I recently got to say, for the first time, “I pronounce you husband and wife. As Jesus said, ‘What therefore God has joined together, let not man separate.’” That was a heart pounding privilege, responsibility, and joy.
The last sentence of the pronouncement comes from Mark 10:9, and I thought about it throughout the week leading up to the ceremony. The groom had proposed. The bride had planned the wedding. The coordinator had run the morning. The guests had arrived to celebrate. The caterers were setting out the buffet. The attendants were ready to sign the license. In fact, I was the one about to say, “I pronounce you husband and wife;” yet, Jesus said, “What God has joined together, let not man separate.”

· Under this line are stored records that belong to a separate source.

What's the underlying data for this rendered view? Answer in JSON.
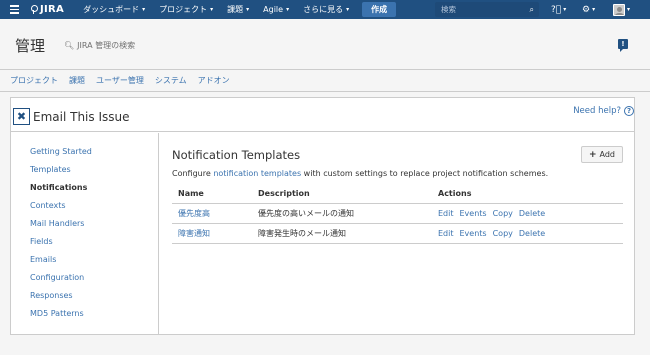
{
  "topnav": {
    "logo_text": "JIRA",
    "items": [
      {
        "label": "ダッシュボード"
      },
      {
        "label": "プロジェクト"
      },
      {
        "label": "課題"
      },
      {
        "label": "Agile"
      },
      {
        "label": "さらに見る"
      }
    ],
    "create_label": "作成",
    "search_placeholder": "検索"
  },
  "admin": {
    "title": "管理",
    "search_label": "JIRA 管理の検索",
    "tabs": [
      {
        "label": "プロジェクト"
      },
      {
        "label": "課題"
      },
      {
        "label": "ユーザー管理"
      },
      {
        "label": "システム"
      },
      {
        "label": "アドオン"
      }
    ]
  },
  "plugin": {
    "title": "Email This Issue",
    "need_help": "Need help?"
  },
  "sidebar": {
    "items": [
      {
        "label": "Getting Started"
      },
      {
        "label": "Templates"
      },
      {
        "label": "Notifications"
      },
      {
        "label": "Contexts"
      },
      {
        "label": "Mail Handlers"
      },
      {
        "label": "Fields"
      },
      {
        "label": "Emails"
      },
      {
        "label": "Configuration"
      },
      {
        "label": "Responses"
      },
      {
        "label": "MD5 Patterns"
      }
    ],
    "active": "Notifications"
  },
  "main": {
    "title": "Notification Templates",
    "add_label": "Add",
    "desc_pre": "Configure ",
    "desc_link": "notification templates",
    "desc_post": " with custom settings to replace project notification schemes.",
    "columns": {
      "name": "Name",
      "description": "Description",
      "actions": "Actions"
    },
    "rows": [
      {
        "name": "優先度高",
        "description": "優先度の高いメールの通知"
      },
      {
        "name": "障害通知",
        "description": "障害発生時のメール通知"
      }
    ],
    "actions": {
      "edit": "Edit",
      "events": "Events",
      "copy": "Copy",
      "delete": "Delete"
    }
  }
}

The passage reminded me that though a lot of human actions make up a wedding, God is the one who makes a marriage. Two individuals walk down the aisle, but one couple walks back up, not solely because of their vows or the witnesses’ presence or my pronouncement but because God has made two into one.
This should humble us before we take marriage too lightly, those of us who are single, those of us who are married, those of us who have been married. However, it should also encourage us, because God joins two together. The same miraculous power that forms a marriage can keep and renew it, too.
There is a God, and He is here. He is really at work, and He really does delight to work through people’s actions that align with his will, including his commandments. For example, “let us love one another, for love is from God.” The same God who made the marriages we’re in and surrounded by can resurrect and refresh them. After all, he takes our human words in a wedding and makes a marriage. He can take our human attempts at love and make a marriage that pleases and honors Him.